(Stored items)
--------

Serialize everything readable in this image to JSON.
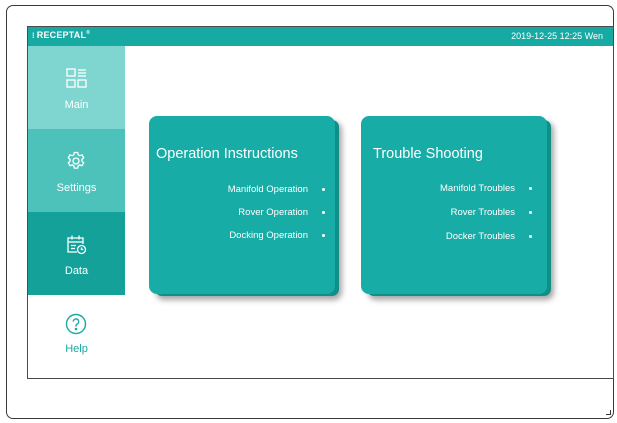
{
  "header": {
    "brand": "RECEPTAL",
    "brand_mark": "⁝",
    "brand_trademark": "®",
    "datetime": "2019-12-25 12:25 Wen",
    "background_color": "#17aaa3"
  },
  "sidebar": {
    "items": [
      {
        "label": "Main",
        "icon": "dashboard-grid-icon",
        "color": "#7fd5d0",
        "active": true
      },
      {
        "label": "Settings",
        "icon": "gear-icon",
        "color": "#4dc2bb"
      },
      {
        "label": "Data",
        "icon": "calendar-clock-icon",
        "color": "#14a19a"
      },
      {
        "label": "Help",
        "icon": "question-circle-icon",
        "color": "#ffffff"
      }
    ]
  },
  "cards": [
    {
      "title": "Operation Instructions",
      "links": [
        "Manifold Operation",
        "Rover Operation",
        "Docking Operation"
      ]
    },
    {
      "title": "Trouble Shooting",
      "links": [
        "Manifold Troubles",
        "Rover Troubles",
        "Docker Troubles"
      ]
    }
  ],
  "colors": {
    "accent": "#17aaa3",
    "card": "#17aca5",
    "card_shadow": "#0f8f88"
  }
}
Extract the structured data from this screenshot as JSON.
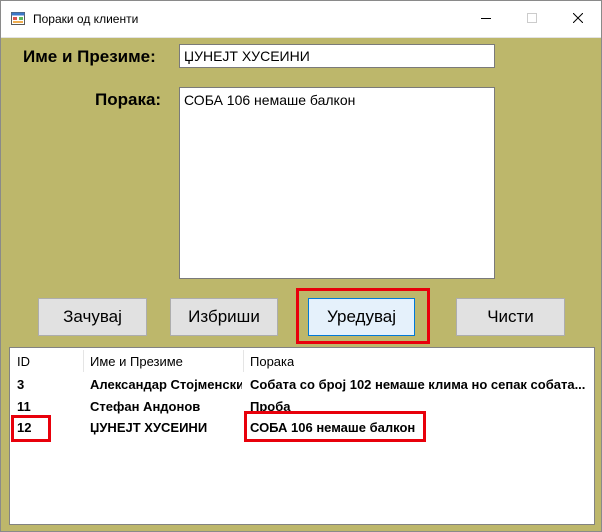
{
  "window": {
    "title": "Пораки од клиенти",
    "controls": {
      "minimize": "—",
      "close": "✕"
    }
  },
  "form": {
    "name_label": "Име и Презиме:",
    "name_value": "ЏУНЕЈТ ХУСЕИНИ",
    "message_label": "Порака:",
    "message_value": "СОБА 106 немаше балкон"
  },
  "buttons": {
    "save": "Зачувај",
    "delete": "Избриши",
    "edit": "Уредувај",
    "clear": "Чисти"
  },
  "table": {
    "columns": [
      "ID",
      "Име и Презиме",
      "Порака"
    ],
    "rows": [
      [
        "3",
        "Александар Стојменски",
        "Собата со број 102 немаше клима но сепак собата..."
      ],
      [
        "11",
        "Стефан Андонов",
        "Проба"
      ],
      [
        "12",
        "ЏУНЕЈТ ХУСЕИНИ",
        "СОБА 106 немаше балкон"
      ]
    ]
  },
  "colors": {
    "form_background": "#bdb76b",
    "highlight": "#e8000b",
    "focus_border": "#0078d7"
  }
}
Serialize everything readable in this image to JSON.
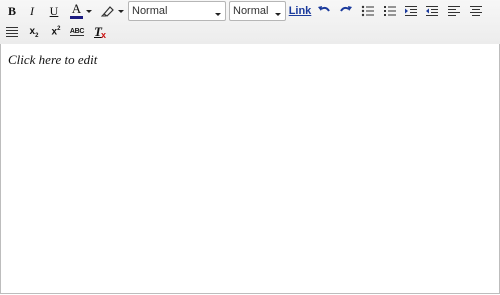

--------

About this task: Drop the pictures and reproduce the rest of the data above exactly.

Expected answer:
Serialize everything readable in this image to JSON.
{
  "header": {
    "brand": "RECEPTAL",
    "brand_mark": "⁝",
    "brand_trademark": "®",
    "datetime": "2019-12-25 12:25 Wen",
    "background_color": "#17aaa3"
  },
  "sidebar": {
    "items": [
      {
        "label": "Main",
        "icon": "dashboard-grid-icon",
        "color": "#7fd5d0",
        "active": true
      },
      {
        "label": "Settings",
        "icon": "gear-icon",
        "color": "#4dc2bb"
      },
      {
        "label": "Data",
        "icon": "calendar-clock-icon",
        "color": "#14a19a"
      },
      {
        "label": "Help",
        "icon": "question-circle-icon",
        "color": "#ffffff"
      }
    ]
  },
  "cards": [
    {
      "title": "Operation Instructions",
      "links": [
        "Manifold Operation",
        "Rover Operation",
        "Docking Operation"
      ]
    },
    {
      "title": "Trouble Shooting",
      "links": [
        "Manifold Troubles",
        "Rover Troubles",
        "Docker Troubles"
      ]
    }
  ],
  "colors": {
    "accent": "#17aaa3",
    "card": "#17aca5",
    "card_shadow": "#0f8f88"
  }
}
Extract the structured data from this screenshot as JSON.
{
  "window": {
    "title": "Пораки од клиенти",
    "controls": {
      "minimize": "—",
      "close": "✕"
    }
  },
  "form": {
    "name_label": "Име и Презиме:",
    "name_value": "ЏУНЕЈТ ХУСЕИНИ",
    "message_label": "Порака:",
    "message_value": "СОБА 106 немаше балкон"
  },
  "buttons": {
    "save": "Зачувај",
    "delete": "Избриши",
    "edit": "Уредувај",
    "clear": "Чисти"
  },
  "table": {
    "columns": [
      "ID",
      "Име и Презиме",
      "Порака"
    ],
    "rows": [
      [
        "3",
        "Александар Стојменски",
        "Собата со број 102 немаше клима но сепак собата..."
      ],
      [
        "11",
        "Стефан Андонов",
        "Проба"
      ],
      [
        "12",
        "ЏУНЕЈТ ХУСЕИНИ",
        "СОБА 106 немаше балкон"
      ]
    ]
  },
  "colors": {
    "form_background": "#bdb76b",
    "highlight": "#e8000b",
    "focus_border": "#0078d7"
  }
}
Serialize everything readable in this image to JSON.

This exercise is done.